But these will not kill S. rolfsii after an infection has already taken hold.
Keep in mind that the pathogen that causes southern blight disease is one of those types of fungi known to rapidly develop resistance to fungicides.
You may have to consult local experts to determine what types of fungicides are still effective as preventative sprays to protect plants in your area.
You can talk to your county extension agent for advice and recommendations suited to your region.
Say “No!” to Southern Blight
While persistence is considered a noble virtue in people, it is not something you want in a plant pathogen.
Southern blight almost guarantees its survival by producing sclerotia that can persist in the soil for years. Since this disease is so difficult to treat, preventing its occurrence is your best bet if you grow amaryllis outside in your garden.
Fortunately, with houseplants, it’s not as much of a concern.
When growing amaryllis indoors, be sure to purchase high-quality bulbs whenever possible, consider the location for placement in your home carefully, and avoid overwatering and high temperatures.
If yours shows signs of this disease, dispose of it carefully to avoid potential spread to other plants or to your garden outside. This bulb won’t recover, but you can always try again next year.
Have you lost an amaryllis to southern blight, or successfully produced one that’s healthy and thriving? Was it growing indoors in a pot, or outside?

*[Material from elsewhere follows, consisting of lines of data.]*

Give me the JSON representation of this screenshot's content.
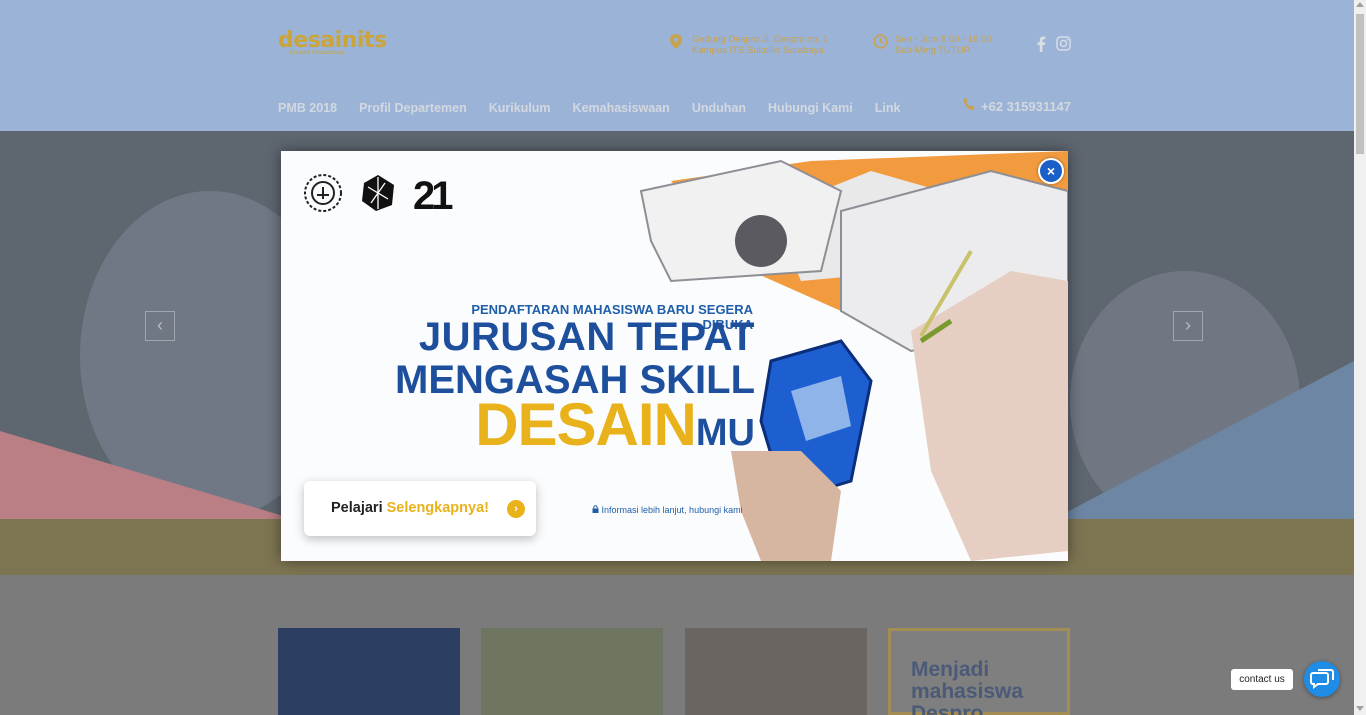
{
  "header": {
    "logo_text": "desainits",
    "logo_sub": "Industrial Product Design",
    "address_line1": "Gedung Despro Jl. Despro no. 1",
    "address_line2": "Kampus ITS Sukolilo Surabaya.",
    "hours_line1": "Sen - Jum 8.00 - 16.00",
    "hours_line2": "Sab-Ming TUTUP",
    "phone": "+62 315931147",
    "nav": [
      "PMB 2018",
      "Profil Departemen",
      "Kurikulum",
      "Kemahasiswaan",
      "Unduhan",
      "Hubungi Kami",
      "Link"
    ]
  },
  "hero": {
    "prev_label": "‹",
    "next_label": "›"
  },
  "content": {
    "side_card_text": "Menjadi mahasiswa Despro"
  },
  "modal": {
    "logo_21": "21",
    "subtitle": "PENDAFTARAN MAHASISWA BARU SEGERA DIBUKA",
    "headline1": "JURUSAN TEPAT",
    "headline2": "MENGASAH SKILL",
    "headline3a": "DESAIN",
    "headline3b": "MU",
    "button_a": "Pelajari",
    "button_b": "Selengkapnya!",
    "info": "Informasi lebih lanjut, hubungi kami",
    "close_label": "×"
  },
  "contact": {
    "label": "contact us"
  },
  "colors": {
    "header_bg": "#9bb3d6",
    "accent_gold": "#e9b21a",
    "brand_blue": "#1d4f9c",
    "close_blue": "#1a5fc7"
  }
}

For more information about caring for amaryllis flowers, check out these guides next:
- 17 Awesome Amaryllis Varieties to Grow Indoors or Out
- How to Propagate Amaryllis Bulbs
- How to Grow Amaryllis (Hippeastrum) From Seed
© Ask the Experts, LLC. ALL RIGHTS RESERVED. See our TOS for more details. Uncredited photos: Shutterstock. With additional writing and editing by Allison Sidhu.
About Helga George, PhD
One of Helga George’s greatest childhood joys was reading about rare and greenhouse plants that would not grow in Delaware. Now that she lives near Santa Barbara, California, she is delighted that many of these grow right outside! Fascinated by the childhood discovery that plants make chemicals to defend themselves, Helga embarked on further academic study and obtained two degrees, studying plant diseases as a plant pathology major. She holds a BS in agriculture from Cornell University, and an MS from the University of Massachusetts Amherst. Helga then returned to Cornell to obtain a PhD, studying one of the model systems of plant defense. She transitioned to full-time writing in 2009.